_Exercise objective_
If a line of the records contains the word "Novitasari", list it.

_Information provided_
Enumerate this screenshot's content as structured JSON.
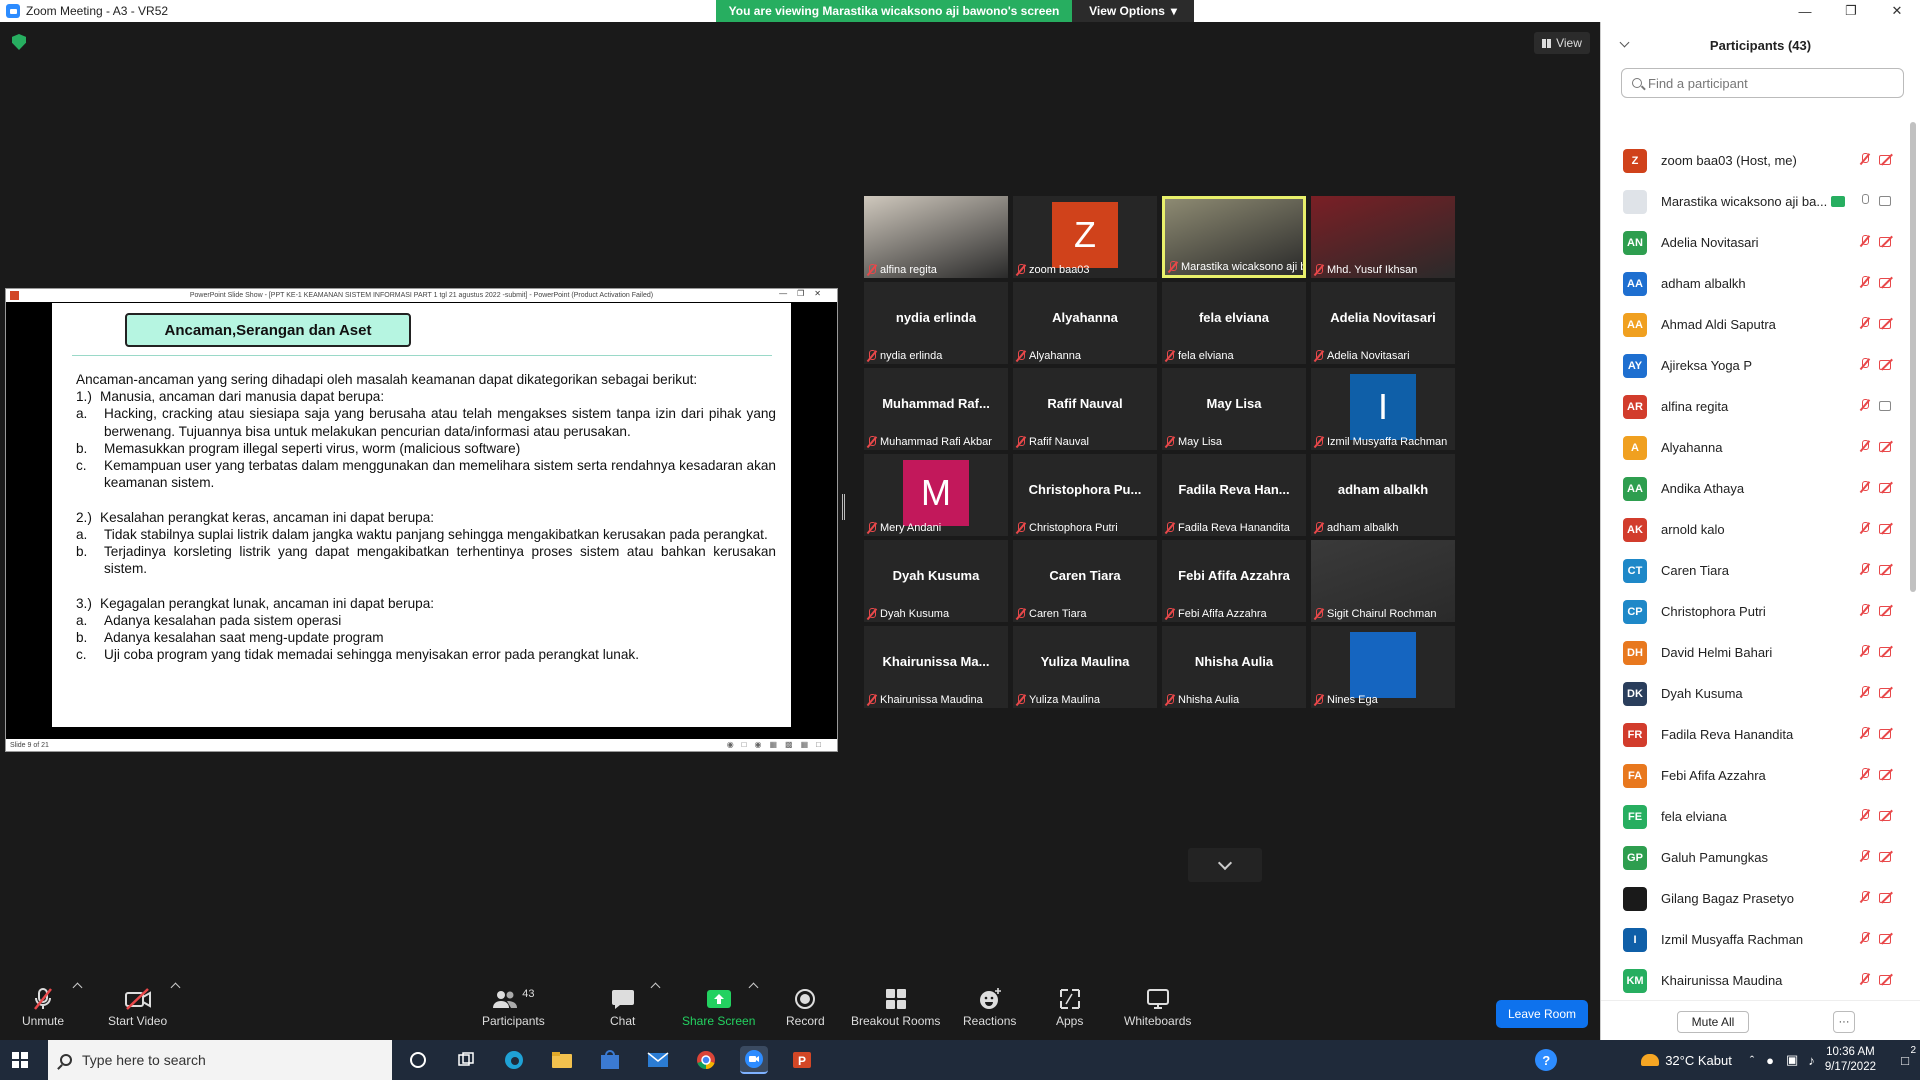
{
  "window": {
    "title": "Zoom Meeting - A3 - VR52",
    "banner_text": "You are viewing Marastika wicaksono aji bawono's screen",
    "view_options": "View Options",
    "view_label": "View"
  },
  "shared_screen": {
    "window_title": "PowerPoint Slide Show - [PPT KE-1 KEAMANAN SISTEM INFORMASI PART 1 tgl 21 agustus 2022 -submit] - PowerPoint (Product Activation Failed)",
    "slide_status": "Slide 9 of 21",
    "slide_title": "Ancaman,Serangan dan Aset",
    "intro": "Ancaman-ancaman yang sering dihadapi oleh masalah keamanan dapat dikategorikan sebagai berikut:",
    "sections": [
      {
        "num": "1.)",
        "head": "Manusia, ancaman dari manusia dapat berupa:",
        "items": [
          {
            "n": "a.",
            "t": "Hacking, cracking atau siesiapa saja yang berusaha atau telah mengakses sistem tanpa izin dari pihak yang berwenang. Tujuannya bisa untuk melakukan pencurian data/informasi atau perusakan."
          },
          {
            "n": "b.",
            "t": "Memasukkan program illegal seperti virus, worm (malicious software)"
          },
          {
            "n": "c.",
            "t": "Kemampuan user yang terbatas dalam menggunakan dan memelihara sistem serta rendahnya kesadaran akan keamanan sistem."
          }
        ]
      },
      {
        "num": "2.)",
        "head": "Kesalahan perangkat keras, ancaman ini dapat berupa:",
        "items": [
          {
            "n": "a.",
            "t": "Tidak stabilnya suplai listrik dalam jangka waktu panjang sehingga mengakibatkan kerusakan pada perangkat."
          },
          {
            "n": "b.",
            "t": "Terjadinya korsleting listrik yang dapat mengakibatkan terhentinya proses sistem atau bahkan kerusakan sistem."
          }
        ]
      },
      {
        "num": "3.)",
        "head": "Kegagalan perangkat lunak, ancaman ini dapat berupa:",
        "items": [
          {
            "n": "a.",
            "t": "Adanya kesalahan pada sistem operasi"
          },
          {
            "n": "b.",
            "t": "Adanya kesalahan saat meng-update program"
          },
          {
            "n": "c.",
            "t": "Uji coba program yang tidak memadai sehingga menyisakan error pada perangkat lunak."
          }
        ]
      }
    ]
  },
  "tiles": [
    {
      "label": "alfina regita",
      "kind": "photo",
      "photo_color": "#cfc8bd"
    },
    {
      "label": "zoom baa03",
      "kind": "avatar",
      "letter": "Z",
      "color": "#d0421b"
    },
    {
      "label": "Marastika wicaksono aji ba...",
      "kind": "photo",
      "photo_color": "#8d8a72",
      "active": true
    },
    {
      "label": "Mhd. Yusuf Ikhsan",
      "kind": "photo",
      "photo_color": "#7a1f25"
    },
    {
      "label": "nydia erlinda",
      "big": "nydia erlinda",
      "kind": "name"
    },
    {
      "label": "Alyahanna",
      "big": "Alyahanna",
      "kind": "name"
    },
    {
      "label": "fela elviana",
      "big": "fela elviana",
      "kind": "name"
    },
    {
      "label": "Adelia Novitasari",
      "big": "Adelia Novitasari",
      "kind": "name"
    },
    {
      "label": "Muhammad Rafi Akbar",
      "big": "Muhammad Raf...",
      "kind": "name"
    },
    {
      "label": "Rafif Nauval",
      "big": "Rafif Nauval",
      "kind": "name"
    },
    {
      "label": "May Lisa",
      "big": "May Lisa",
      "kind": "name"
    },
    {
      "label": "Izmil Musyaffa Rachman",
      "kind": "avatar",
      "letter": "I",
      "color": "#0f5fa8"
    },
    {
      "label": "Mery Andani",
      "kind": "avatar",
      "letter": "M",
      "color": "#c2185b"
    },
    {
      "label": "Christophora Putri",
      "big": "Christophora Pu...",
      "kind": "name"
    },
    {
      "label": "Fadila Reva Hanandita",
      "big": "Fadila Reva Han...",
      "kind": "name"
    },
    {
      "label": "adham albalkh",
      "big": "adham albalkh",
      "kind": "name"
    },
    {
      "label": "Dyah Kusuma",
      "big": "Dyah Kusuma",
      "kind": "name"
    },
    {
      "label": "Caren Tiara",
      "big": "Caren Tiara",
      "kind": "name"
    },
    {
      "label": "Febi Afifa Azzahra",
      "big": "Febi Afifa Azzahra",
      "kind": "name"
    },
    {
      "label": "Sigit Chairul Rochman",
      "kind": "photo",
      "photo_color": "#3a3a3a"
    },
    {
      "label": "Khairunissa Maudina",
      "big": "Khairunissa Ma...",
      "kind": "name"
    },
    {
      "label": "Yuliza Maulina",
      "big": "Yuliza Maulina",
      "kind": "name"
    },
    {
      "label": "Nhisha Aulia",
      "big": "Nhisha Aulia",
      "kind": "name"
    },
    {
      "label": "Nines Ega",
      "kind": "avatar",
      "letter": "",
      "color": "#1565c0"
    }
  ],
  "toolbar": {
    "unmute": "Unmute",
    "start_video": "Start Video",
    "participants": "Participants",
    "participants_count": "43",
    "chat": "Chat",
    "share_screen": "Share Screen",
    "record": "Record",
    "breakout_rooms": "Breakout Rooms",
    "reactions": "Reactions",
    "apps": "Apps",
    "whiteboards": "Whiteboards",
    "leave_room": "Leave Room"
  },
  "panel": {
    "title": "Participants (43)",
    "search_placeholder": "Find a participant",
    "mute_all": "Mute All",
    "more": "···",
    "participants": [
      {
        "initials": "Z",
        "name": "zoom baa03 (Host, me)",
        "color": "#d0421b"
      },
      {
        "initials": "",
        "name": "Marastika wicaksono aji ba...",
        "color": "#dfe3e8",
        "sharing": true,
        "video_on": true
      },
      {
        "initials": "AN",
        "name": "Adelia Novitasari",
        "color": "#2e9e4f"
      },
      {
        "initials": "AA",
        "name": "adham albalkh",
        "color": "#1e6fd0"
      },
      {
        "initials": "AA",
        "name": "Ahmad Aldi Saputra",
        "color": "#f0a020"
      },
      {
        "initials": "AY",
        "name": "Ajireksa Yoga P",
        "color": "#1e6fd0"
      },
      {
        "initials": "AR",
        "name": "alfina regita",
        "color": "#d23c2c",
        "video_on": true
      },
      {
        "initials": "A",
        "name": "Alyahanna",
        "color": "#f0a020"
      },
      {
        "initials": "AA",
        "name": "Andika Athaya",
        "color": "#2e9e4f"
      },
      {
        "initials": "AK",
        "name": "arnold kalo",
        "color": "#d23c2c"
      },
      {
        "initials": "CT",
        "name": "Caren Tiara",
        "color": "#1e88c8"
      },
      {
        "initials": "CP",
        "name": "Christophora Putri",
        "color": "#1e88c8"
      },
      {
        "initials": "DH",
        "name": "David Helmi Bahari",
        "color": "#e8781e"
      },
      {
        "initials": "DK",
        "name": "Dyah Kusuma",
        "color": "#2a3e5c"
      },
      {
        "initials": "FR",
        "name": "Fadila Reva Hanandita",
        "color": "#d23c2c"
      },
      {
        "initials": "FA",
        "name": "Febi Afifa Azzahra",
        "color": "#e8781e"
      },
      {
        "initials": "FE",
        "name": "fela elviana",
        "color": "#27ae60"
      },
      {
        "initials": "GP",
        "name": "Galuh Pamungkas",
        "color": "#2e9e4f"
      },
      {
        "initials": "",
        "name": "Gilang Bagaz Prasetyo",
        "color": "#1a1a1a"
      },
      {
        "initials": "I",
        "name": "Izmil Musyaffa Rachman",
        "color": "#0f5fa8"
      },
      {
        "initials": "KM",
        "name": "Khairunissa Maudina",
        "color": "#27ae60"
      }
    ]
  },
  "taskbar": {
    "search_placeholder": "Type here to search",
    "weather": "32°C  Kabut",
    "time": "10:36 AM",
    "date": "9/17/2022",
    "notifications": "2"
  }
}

_Written answer_
      "label": "Adelia Novitasari",
      "big": "Adelia Novitasari",
        "name": "Adelia Novitasari",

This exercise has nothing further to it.